Passionate game makers trying new things.
German developers Daedalic Entertainment have been in business for seven years, and are most famous for releasing point and click PC adventures, such as Edna and Harvey, the Whispered World, and the Deponia series.
I was granted an audience with the team at E3 to talk about three of their upcoming releases; Blackguards, Goodbye Deponia, and Memoria.
A turn-based RPG, Blackguards is a different style of game to the traditional point and click adventures that Daedalic are most famous for. It takes the reader into the world of the Dark Eye, a German role playing game that has been popular since its release in 1984, when it was pen and paper based.
The executive producer of Blackguards described it as being very dark, easily the darkest game that Daedelic have ever worked on. The hero is a falsely accused criminal, who escapes prison with some of the other inmates. They are a desperate and sometimes evil bunch, held together in a group only because they need each other to survive.
The party increases in size as the story progresses, and other skills are added to the group. Seven members can join the group, with up to five being able to take the battlefield at a time.You can also interact with objects in the environment, such as blocking paths with crates, or pulling a structure down to collapse on enemies. Or your team mates... friendly fire is an issue, and you can all too easily kill off your party members if you aren’t careful.
There are three initial classes, but vast customisations are possible so this is definitely not as restrictive as it might sound. You (of course) earn experience points and can tweak the strengths of each party member through the easy to use interface.
Depending on the choices made, and the outcomes of battles, the story can branch off, providing multiple possible endings. Party members killed in battles can be resurrected at towns, in exchange for gold. Towns are also a good place to trade and barter for goods, as well as offering quests.
Releasing in November, this turn based RPG looks to be a bold new direction for Daedalic, and a an exciting adventure for fans of The Dark Eye or D&D.
Goodbye Deponia is the final chapter in the Deponia point and click comedy adventure trilogy, and will be the grand finale of the story.
Deponia is a world made of scraps and junk. Our hero is Rufus, who longs to escape Deponia and live in the Utopian city of Elysium. This pristine city in the clouds is where the elite of the world live, looking down in disdain on Deponia.
In the final chapter, Rufus must try to save Deponia, which is in danger of being destroyed, whilst keeping his eyes on the prize: getting to Elysium with his love interest, Goal.
As usual, his brilliant plans are a little . . . well, stupid, and far fetched, and invariably lead to more problems. Creating clones was never going to be a sensible solution to the problem of not having enough time, and yet that’s one of the ridiculous plans he comes up with to try and increase his efficiency on the road to Elysium.

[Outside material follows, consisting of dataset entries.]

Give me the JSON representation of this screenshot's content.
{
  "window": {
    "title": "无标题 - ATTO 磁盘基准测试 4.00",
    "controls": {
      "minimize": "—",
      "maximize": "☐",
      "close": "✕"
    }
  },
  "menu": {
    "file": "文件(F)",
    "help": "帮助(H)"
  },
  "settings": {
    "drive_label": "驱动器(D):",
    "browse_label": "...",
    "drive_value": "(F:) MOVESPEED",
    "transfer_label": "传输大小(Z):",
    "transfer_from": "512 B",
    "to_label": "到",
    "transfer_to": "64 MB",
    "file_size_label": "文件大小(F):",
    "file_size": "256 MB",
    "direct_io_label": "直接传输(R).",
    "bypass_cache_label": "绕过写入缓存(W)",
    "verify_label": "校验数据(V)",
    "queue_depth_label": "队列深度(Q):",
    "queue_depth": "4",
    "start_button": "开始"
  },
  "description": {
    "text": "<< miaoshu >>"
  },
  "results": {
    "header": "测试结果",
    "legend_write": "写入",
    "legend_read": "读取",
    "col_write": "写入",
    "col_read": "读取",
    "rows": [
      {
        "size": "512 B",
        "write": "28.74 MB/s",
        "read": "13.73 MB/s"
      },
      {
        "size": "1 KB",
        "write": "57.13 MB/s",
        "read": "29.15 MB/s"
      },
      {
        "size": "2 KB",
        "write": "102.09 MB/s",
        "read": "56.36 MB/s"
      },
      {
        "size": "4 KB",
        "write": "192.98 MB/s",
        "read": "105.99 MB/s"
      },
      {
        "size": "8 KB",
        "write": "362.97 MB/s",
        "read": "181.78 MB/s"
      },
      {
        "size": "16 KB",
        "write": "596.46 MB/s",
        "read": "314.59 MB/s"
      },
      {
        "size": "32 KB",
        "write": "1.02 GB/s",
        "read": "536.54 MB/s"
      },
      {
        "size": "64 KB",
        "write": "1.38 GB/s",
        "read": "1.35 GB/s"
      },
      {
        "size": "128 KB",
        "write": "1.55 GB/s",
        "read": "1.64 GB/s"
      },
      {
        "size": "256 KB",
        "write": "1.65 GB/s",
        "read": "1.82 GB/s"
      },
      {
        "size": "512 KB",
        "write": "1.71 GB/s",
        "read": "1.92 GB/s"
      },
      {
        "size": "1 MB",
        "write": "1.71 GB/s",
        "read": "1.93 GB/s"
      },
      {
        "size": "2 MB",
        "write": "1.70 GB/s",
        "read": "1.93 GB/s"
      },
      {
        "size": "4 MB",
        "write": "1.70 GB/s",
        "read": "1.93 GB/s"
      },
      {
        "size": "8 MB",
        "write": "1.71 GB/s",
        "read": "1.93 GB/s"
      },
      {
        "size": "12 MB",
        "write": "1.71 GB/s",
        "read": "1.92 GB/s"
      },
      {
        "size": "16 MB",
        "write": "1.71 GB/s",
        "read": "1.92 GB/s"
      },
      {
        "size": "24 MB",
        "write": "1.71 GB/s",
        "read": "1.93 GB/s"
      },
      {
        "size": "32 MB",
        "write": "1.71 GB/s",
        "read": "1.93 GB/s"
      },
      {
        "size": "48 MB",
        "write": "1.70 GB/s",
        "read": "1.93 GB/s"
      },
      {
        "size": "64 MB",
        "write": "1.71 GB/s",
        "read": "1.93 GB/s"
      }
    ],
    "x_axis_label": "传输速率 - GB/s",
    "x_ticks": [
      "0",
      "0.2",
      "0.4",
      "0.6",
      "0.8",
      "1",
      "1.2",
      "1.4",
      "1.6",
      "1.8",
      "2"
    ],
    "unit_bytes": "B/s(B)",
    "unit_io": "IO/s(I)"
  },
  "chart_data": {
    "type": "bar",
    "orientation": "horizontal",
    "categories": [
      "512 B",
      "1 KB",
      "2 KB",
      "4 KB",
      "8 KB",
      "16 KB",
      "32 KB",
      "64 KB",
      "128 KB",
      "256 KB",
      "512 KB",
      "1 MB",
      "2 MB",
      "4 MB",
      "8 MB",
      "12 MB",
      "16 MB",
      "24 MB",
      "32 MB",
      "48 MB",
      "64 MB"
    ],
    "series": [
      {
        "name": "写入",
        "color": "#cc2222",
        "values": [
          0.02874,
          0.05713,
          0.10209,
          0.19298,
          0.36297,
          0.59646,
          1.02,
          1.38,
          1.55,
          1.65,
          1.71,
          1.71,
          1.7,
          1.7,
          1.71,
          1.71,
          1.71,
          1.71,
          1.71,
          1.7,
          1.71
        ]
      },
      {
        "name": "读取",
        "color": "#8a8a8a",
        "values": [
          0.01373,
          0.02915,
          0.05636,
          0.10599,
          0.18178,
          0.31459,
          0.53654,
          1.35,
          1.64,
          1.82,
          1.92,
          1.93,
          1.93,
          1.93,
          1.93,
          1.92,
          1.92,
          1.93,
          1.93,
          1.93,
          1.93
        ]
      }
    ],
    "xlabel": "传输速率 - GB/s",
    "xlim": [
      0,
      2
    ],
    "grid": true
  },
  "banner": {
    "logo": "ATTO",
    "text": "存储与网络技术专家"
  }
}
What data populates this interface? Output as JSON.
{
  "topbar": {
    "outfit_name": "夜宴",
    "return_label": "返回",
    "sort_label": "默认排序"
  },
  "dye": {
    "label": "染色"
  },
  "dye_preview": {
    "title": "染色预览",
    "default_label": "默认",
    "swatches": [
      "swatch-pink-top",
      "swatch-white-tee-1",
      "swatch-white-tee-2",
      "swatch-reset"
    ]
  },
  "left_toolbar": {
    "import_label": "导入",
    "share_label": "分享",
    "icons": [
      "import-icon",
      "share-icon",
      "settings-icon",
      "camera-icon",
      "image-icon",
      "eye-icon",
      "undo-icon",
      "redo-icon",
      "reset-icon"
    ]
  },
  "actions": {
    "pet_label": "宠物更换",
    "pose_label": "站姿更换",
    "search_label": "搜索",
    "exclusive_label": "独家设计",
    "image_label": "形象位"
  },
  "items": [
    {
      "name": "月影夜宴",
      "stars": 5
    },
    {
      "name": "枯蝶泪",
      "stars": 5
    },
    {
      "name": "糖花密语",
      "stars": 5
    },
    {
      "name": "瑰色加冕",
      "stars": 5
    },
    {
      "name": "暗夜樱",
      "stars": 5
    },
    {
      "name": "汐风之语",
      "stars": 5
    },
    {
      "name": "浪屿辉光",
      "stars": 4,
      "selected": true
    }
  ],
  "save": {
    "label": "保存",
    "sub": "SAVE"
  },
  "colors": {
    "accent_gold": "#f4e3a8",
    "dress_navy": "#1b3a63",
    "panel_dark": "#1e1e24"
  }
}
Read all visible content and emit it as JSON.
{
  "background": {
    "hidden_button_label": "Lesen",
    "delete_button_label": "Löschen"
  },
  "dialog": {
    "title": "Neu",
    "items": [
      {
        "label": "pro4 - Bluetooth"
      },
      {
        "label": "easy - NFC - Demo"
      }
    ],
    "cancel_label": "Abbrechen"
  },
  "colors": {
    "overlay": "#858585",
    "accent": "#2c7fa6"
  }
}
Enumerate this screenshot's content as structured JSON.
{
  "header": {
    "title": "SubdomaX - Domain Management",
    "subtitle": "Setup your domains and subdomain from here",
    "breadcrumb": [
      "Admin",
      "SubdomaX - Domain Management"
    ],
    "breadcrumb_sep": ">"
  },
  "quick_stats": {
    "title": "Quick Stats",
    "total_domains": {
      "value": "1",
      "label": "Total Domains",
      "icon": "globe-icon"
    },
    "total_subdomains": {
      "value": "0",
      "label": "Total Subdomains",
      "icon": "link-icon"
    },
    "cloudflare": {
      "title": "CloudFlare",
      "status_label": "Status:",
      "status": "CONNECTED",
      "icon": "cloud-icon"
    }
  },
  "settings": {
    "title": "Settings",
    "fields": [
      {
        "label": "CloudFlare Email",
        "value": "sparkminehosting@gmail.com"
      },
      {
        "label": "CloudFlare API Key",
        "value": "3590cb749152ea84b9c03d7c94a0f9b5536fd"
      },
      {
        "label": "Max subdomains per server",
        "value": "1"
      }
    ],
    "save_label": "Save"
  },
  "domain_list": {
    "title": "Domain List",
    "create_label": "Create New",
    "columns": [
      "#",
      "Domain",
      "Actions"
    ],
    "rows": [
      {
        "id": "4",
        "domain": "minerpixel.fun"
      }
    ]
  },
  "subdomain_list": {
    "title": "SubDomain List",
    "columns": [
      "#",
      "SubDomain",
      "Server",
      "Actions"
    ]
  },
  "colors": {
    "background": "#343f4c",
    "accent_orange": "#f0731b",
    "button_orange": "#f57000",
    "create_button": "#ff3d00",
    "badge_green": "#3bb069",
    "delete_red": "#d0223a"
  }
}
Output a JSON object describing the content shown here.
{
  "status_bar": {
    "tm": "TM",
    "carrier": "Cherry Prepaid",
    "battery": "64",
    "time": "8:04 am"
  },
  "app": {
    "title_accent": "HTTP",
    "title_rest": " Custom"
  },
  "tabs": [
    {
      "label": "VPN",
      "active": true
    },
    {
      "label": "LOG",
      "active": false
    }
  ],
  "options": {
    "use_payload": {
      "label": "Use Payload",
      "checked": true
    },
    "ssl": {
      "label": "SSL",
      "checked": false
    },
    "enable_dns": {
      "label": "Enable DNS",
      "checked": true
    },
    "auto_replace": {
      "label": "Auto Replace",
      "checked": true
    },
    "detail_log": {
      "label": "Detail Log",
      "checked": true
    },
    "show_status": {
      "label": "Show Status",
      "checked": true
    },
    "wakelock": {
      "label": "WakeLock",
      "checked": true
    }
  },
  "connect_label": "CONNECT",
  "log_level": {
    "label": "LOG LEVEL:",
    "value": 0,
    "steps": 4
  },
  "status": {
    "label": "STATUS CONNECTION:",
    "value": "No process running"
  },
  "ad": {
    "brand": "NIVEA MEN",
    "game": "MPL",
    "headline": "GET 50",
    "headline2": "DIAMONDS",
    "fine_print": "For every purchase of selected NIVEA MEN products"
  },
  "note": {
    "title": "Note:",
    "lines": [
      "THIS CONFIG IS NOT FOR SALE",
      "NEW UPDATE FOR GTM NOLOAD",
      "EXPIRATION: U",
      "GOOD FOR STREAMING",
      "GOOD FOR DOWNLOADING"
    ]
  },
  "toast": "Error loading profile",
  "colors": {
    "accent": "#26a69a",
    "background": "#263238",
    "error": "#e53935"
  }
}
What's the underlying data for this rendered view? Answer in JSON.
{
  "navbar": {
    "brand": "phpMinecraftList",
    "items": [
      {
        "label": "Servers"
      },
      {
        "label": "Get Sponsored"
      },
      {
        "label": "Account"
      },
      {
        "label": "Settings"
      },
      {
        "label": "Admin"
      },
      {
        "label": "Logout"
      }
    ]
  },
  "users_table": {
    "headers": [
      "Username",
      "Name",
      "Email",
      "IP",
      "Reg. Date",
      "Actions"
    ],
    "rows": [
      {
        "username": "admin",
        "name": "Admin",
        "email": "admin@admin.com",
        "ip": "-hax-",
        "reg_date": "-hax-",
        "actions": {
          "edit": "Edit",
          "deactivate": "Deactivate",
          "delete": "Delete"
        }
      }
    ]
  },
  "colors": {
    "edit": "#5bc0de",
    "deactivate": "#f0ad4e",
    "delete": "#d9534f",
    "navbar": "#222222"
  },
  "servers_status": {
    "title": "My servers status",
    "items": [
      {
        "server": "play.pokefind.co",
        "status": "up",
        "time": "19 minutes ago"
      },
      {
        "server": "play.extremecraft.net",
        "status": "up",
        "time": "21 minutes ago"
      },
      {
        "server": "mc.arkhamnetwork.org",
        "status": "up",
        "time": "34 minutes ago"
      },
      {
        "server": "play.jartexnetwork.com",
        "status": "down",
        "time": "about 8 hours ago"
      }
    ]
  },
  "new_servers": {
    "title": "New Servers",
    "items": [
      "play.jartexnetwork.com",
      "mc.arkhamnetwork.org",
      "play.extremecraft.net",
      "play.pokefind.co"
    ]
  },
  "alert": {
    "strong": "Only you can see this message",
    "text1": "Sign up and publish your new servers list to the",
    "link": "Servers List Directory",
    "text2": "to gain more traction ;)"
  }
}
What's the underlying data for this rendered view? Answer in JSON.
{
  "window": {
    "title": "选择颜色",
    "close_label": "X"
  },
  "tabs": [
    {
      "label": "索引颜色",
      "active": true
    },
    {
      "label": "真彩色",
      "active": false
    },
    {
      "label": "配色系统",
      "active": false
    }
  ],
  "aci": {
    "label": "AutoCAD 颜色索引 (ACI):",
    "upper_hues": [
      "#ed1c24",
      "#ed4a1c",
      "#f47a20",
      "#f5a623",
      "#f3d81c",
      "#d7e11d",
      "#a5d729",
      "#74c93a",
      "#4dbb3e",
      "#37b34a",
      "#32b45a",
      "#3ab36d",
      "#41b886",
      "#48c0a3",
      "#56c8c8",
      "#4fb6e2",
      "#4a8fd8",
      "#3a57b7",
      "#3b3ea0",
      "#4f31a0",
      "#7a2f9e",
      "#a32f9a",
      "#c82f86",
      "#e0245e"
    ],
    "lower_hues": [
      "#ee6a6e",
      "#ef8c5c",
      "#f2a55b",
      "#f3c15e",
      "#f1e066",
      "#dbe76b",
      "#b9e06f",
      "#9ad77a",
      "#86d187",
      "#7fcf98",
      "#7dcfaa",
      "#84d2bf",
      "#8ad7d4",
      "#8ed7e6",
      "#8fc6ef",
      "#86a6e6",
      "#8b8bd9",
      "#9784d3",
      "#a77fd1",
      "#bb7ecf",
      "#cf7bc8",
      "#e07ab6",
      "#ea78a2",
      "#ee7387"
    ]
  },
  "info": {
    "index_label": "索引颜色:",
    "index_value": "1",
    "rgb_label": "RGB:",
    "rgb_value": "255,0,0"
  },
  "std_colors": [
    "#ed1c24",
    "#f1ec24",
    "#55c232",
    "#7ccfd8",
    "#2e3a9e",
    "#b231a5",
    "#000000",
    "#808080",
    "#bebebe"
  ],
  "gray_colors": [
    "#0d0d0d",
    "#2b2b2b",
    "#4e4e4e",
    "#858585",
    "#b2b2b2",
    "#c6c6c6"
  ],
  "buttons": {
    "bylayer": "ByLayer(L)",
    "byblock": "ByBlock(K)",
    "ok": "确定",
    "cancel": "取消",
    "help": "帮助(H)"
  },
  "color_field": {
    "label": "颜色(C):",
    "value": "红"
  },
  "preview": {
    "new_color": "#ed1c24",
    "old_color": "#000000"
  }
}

The game has a very unique look, with hand drawn backgrounds and frame by frame animation, a technique rarely used now, because of how long it takes to do.
I was lucky enough to be talked through the game by Kevin Mertz, who was the writer of the games, and is now Lead Game Designer on another of Daedalic’s up and coming titles, Memoria.
His genuine affection for the characters and story of Deponia was infectious, and I really appreciated the opportunity to meet someone with so much enthusiasm for the creative process of making games. Even with only one hour to go before the end of three chaotic days at E3 he still broke into a genuine smile when he talked about Rufus’ many shortcomings. All the Daedalic people I spoke to were passionate about the games they made, and I think that is very refreshing to see.
Goodbye Deponia will be released in October on PC and Mac, through the usual channels (Steam, GoG.com, and the Mac App Store.) It will be available in eight languages, with subtitles.
Finally, I had a very quick overview of new title Memoria. Memoria is a new game, that is not a sequel but shares some common characters from Daedalic’s game Chains of Satinav. It shows two seemingly unrelated stories, separated by 500 years, which are more interconnected than they would appear.
The first story is about Sadja: a princess, who wants to be the greatest hero that ever lived, for her name and legacy to live on forever. Unfortunately, we know from the very outset that she fails. We just don’t know why.
The second story is about Geron: the main character from Chains of Satinav, who wants to forget many of the things from his past.
In the eight chapters of the game, the two stories connect. Lead Game Designer Kevin Mertz described it to me as a story about how people construct memories, and about how they often remember what they want to remember.
Memoria looks to have a compelling story hook, and very pretty graphics. The scene I saw showed Sadja trapped in a massive tomb, surrounded by broken golems, and the visuals really grounded the viewer in the scale and grandiosity of the setting.
Fans of point and click adventures will do well to keep an eye out for Memoria. It will be launching on PC and Mac in the New Zealand Spring.